Activity
Search the data below, and report every line in which "Sample" occurs.

Stored entries
________________________
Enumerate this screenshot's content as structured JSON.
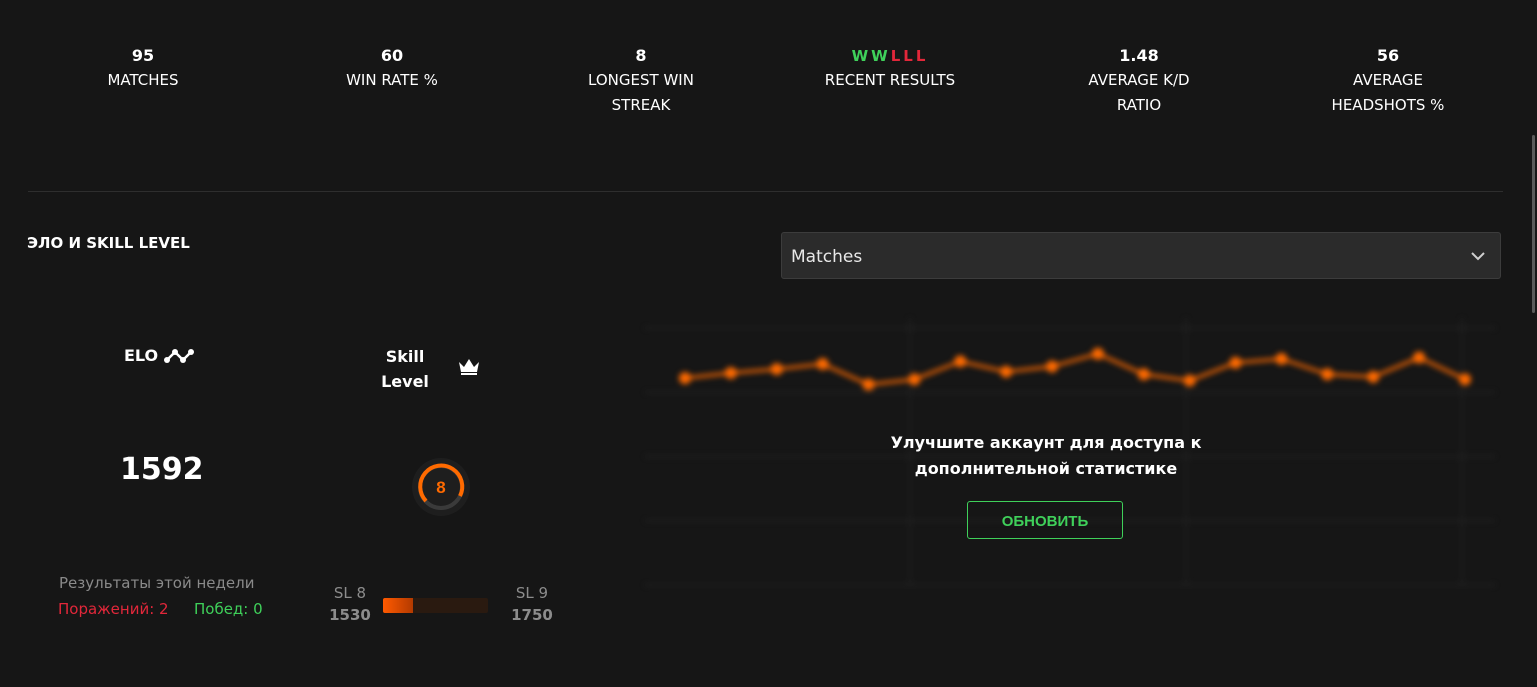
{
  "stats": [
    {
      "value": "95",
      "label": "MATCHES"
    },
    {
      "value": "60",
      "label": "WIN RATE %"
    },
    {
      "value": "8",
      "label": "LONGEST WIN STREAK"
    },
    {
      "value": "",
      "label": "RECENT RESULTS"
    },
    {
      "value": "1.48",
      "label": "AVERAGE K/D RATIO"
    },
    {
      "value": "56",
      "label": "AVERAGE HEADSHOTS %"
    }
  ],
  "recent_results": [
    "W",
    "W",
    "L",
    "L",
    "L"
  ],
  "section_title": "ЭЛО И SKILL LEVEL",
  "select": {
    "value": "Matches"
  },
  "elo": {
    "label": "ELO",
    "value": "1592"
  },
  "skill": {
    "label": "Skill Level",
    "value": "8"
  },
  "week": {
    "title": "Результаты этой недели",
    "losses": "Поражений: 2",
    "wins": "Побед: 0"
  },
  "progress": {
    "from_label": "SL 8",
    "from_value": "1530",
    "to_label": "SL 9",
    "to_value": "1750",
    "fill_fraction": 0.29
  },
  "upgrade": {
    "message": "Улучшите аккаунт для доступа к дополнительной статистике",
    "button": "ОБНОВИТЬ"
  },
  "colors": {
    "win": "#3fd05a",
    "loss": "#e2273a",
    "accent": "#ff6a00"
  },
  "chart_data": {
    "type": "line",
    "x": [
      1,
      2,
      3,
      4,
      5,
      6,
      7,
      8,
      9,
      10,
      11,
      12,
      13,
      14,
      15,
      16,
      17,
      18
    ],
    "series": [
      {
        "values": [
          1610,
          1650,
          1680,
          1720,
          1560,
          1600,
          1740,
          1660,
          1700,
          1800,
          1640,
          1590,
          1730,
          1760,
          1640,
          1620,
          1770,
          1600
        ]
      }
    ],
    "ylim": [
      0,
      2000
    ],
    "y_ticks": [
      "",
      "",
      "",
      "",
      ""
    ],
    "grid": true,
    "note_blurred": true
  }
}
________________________
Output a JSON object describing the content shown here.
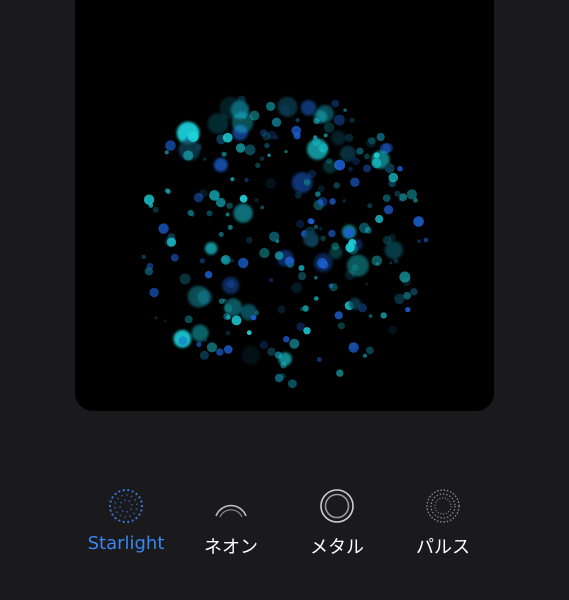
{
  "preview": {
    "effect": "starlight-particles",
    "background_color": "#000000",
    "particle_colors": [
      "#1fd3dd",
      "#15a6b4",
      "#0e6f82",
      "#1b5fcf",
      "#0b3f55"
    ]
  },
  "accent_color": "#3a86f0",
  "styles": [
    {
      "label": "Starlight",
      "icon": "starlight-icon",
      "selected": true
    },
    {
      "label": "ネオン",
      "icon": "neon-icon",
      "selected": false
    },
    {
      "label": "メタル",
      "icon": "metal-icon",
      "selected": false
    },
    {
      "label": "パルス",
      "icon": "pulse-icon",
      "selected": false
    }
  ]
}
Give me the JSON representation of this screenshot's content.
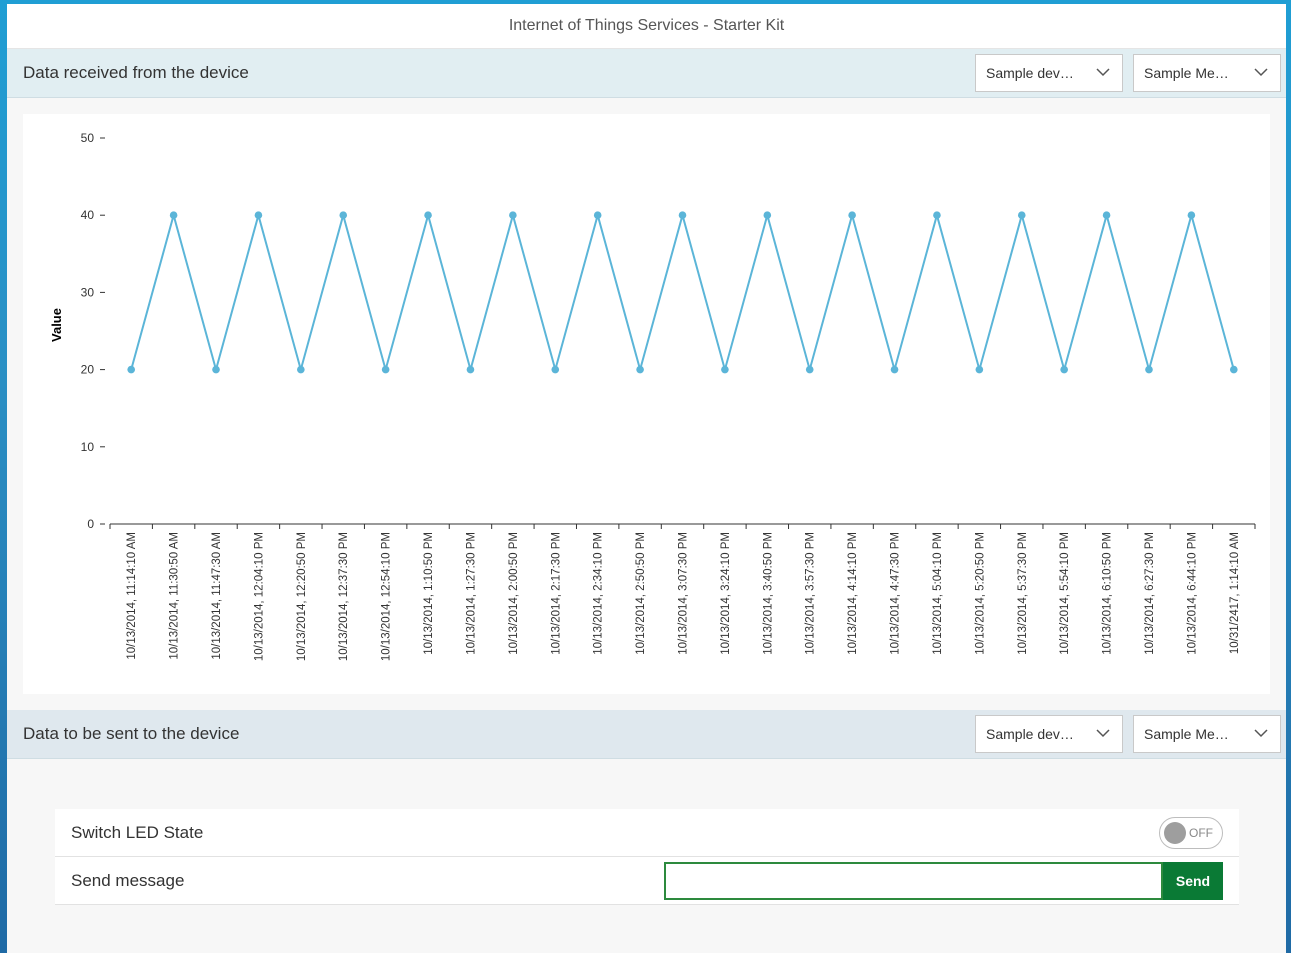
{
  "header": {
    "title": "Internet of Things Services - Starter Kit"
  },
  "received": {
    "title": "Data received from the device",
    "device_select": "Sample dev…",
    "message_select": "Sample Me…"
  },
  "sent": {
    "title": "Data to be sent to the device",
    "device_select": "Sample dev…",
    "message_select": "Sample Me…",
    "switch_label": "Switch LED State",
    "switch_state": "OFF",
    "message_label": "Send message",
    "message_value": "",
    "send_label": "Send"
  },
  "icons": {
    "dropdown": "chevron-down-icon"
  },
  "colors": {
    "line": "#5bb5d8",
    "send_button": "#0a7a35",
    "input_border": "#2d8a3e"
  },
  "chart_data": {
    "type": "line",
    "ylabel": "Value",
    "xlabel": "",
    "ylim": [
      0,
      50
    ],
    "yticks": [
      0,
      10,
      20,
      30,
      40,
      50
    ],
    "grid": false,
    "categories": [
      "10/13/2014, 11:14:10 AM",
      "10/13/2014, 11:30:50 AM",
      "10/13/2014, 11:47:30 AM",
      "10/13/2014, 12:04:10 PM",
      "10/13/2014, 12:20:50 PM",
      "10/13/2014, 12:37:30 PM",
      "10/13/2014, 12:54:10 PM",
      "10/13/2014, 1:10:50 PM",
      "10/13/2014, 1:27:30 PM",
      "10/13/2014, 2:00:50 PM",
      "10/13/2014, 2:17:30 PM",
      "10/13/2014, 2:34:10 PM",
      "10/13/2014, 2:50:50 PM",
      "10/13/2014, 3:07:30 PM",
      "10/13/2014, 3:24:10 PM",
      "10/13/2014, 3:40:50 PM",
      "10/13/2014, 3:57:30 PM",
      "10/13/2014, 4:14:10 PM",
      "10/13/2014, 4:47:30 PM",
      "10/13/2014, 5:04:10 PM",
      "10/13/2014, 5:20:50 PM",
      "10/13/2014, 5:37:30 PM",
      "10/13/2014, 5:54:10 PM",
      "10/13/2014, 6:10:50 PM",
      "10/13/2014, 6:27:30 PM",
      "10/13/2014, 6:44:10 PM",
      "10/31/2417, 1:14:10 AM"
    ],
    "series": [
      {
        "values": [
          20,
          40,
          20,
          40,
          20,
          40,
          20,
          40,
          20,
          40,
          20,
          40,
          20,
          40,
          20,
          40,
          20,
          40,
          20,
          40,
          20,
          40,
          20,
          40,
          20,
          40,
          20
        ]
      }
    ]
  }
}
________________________
Task answer
    "device_select": "Sample dev…",
    "message_select": "Sample Me…"
    "device_select": "Sample dev…",
    "message_select": "Sample Me…",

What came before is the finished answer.